* _Problem details_: Extract every line from the records below that contains the word "moon".
# # # # #
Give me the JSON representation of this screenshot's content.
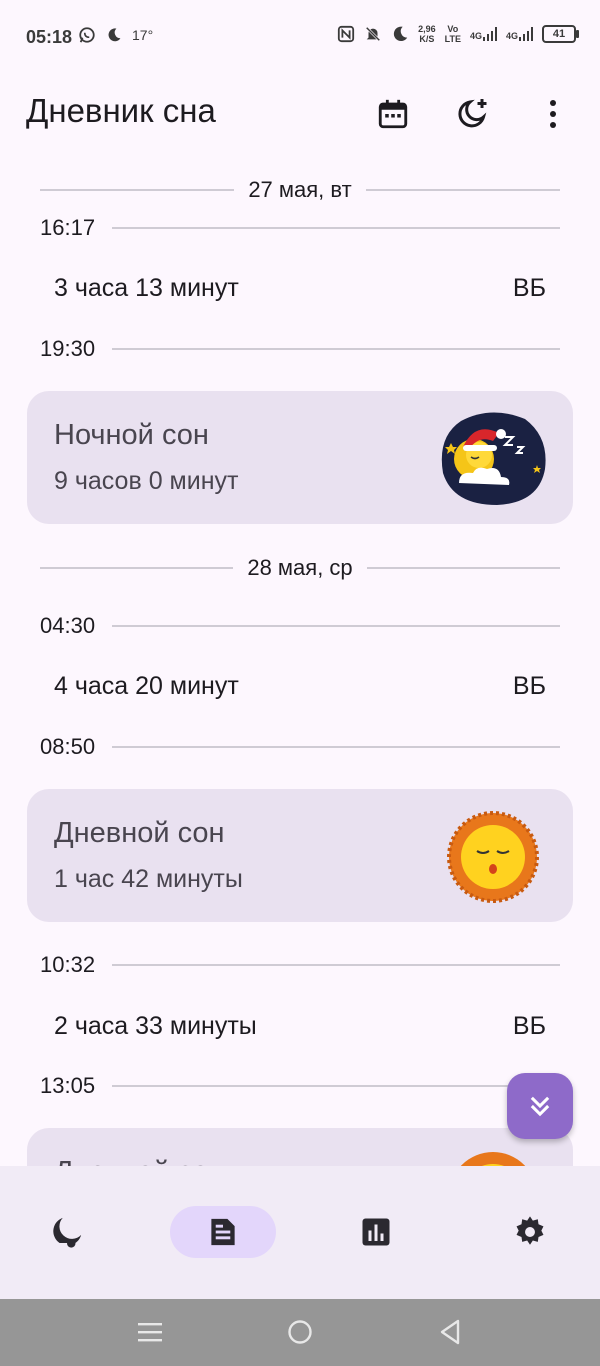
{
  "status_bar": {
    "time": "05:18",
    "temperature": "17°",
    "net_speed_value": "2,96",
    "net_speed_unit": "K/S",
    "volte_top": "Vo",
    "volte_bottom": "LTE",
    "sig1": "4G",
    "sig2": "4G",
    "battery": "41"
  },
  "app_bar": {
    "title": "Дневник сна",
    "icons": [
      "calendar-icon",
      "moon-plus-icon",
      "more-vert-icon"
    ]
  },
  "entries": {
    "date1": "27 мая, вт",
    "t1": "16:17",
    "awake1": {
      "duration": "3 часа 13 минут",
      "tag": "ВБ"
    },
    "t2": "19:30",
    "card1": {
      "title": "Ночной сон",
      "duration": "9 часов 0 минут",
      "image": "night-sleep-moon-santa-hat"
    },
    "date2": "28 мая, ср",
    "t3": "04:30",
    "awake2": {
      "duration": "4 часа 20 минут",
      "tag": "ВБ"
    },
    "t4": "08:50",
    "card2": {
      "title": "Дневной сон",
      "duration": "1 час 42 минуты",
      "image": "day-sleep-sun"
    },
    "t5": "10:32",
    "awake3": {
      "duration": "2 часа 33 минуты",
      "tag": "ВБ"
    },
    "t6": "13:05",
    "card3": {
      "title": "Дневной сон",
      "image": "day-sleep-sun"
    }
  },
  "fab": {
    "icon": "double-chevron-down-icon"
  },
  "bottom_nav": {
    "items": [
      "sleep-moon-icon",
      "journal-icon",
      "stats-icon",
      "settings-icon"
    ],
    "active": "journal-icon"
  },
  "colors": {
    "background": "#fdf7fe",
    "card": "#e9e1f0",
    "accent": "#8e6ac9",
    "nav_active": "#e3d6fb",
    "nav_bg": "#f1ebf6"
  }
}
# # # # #
* _Worked solution_:
      "moon-plus-icon",
      "image": "night-sleep-moon-santa-hat"
      "sleep-moon-icon",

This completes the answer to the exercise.